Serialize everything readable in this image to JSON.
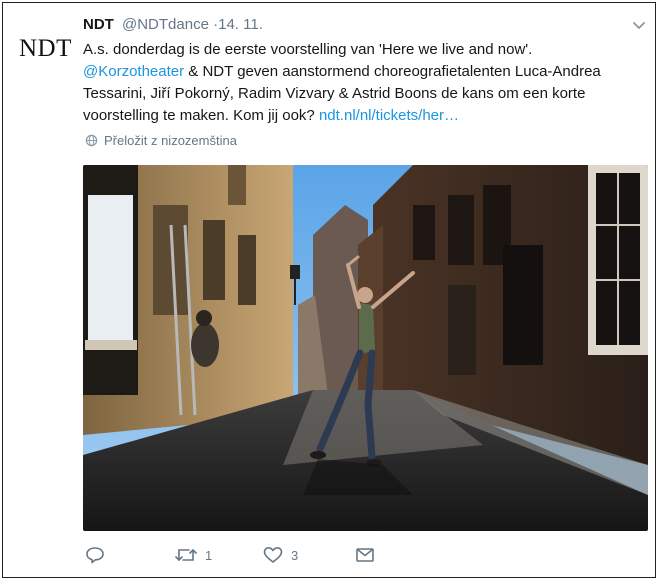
{
  "tweet": {
    "avatar_text": "NDT",
    "author_name": "NDT",
    "author_handle": "@NDTdance",
    "separator": "·",
    "timestamp": "14. 11.",
    "text": {
      "line1": "A.s. donderdag is de eerste voorstelling van 'Here we live and now'.",
      "mention": "@Korzotheater",
      "line2_rest": " & NDT geven aanstormend choreografietalenten Luca-Andrea",
      "line3": "Tessarini, Jiří Pokorný, Radim Vizvary & Astrid Boons de kans om een korte",
      "line4": "voorstelling te maken. Kom jij ook? ",
      "link": "ndt.nl/nl/tickets/her…"
    },
    "translate_label": "Přeložit z nizozemština",
    "actions": {
      "reply_count": "",
      "retweet_count": "1",
      "like_count": "3"
    }
  },
  "colors": {
    "link": "#1b95e0",
    "muted": "#657786",
    "text": "#14171a"
  },
  "icons": [
    "chevron-down-icon",
    "globe-icon",
    "reply-icon",
    "retweet-icon",
    "heart-icon",
    "mail-icon"
  ]
}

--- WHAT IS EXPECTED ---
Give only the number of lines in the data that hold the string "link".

--- EXERCISE ANSWER ---
2